> **Exercise**: What lines in the records below mention "Yellow"? List them all.

> **Listed records**:
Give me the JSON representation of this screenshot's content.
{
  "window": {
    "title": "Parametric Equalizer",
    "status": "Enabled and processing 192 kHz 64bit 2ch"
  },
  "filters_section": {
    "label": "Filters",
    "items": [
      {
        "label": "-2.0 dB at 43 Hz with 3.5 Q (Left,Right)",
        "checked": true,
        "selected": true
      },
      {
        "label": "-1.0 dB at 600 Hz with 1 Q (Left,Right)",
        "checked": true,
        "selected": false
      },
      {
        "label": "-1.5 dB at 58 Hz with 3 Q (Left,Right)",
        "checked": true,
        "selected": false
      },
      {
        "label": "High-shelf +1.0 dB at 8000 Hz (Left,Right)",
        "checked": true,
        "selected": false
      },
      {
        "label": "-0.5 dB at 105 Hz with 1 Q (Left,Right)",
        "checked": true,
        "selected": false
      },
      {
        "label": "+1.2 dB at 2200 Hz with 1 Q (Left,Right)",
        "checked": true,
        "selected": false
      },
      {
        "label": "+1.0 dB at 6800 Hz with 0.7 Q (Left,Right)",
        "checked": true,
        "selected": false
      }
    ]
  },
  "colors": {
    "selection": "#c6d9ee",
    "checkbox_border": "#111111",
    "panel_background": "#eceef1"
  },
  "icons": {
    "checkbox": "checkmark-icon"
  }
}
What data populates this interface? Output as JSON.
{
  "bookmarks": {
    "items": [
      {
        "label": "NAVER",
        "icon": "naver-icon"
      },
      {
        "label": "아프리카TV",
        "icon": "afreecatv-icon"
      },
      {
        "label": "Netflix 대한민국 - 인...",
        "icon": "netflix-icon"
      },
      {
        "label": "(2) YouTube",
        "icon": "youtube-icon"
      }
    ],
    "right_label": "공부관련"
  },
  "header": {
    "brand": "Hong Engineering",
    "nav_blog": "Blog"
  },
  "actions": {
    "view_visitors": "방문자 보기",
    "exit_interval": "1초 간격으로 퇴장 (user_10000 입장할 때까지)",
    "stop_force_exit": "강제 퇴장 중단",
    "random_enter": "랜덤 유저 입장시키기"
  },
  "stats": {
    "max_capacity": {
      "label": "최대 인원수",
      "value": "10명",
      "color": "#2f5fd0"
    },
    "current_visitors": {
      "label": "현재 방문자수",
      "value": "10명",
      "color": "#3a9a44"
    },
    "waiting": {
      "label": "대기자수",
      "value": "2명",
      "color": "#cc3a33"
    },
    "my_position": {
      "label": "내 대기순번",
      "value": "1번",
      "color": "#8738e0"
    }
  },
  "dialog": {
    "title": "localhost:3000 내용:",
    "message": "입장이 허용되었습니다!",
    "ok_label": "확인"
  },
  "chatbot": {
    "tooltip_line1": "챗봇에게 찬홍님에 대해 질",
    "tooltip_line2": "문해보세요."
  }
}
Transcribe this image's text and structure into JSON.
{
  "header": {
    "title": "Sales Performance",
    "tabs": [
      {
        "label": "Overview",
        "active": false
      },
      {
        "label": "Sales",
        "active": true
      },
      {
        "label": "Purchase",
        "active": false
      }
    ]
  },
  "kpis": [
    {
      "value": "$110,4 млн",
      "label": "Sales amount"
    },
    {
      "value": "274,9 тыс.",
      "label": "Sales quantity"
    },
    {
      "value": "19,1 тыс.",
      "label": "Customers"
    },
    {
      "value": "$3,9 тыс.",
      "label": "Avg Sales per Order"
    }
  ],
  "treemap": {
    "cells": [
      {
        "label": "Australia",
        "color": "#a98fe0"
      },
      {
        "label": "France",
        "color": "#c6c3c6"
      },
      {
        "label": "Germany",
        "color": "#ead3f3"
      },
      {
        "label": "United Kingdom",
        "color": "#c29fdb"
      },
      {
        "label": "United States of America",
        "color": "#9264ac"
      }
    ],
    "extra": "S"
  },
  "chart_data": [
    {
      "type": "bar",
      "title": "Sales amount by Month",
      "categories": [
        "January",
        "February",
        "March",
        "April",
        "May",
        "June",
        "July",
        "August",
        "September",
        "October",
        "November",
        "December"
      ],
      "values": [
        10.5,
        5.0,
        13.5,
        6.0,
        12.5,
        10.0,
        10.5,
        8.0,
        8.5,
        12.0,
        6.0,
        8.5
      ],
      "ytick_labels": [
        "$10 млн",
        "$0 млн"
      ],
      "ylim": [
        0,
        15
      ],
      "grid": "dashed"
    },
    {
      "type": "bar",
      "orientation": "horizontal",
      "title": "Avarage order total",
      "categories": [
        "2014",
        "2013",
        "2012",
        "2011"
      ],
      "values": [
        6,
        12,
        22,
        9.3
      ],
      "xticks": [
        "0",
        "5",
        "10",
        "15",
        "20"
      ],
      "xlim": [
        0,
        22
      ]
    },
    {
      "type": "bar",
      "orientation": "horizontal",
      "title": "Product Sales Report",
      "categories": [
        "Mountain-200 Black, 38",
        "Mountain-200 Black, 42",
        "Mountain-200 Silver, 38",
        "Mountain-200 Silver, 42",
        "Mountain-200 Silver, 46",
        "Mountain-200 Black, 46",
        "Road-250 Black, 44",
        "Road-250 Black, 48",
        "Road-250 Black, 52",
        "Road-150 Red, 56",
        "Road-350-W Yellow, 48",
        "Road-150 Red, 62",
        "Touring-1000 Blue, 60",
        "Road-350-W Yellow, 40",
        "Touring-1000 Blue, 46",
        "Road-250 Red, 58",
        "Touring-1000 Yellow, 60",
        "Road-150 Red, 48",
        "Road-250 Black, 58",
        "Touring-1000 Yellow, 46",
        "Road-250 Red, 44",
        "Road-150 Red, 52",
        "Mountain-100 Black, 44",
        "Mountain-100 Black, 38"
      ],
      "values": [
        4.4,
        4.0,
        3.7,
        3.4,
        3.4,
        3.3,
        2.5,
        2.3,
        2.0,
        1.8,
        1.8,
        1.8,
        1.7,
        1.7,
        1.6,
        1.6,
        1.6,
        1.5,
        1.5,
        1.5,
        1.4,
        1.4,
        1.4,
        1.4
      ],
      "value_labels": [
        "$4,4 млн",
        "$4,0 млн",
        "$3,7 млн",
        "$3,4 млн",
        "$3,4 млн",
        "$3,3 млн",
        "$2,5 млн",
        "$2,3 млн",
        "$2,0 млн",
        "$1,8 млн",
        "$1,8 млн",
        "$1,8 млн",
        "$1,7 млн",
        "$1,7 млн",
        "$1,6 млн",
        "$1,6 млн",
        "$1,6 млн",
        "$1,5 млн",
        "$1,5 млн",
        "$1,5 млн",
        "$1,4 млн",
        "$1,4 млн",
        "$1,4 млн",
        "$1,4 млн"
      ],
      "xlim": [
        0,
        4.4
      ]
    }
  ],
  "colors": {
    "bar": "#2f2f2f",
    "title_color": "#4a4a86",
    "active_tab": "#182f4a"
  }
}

> **Task response**:
        "Road-350-W Yellow, 48",
        "Road-350-W Yellow, 40",
        "Touring-1000 Yellow, 60",
        "Touring-1000 Yellow, 46",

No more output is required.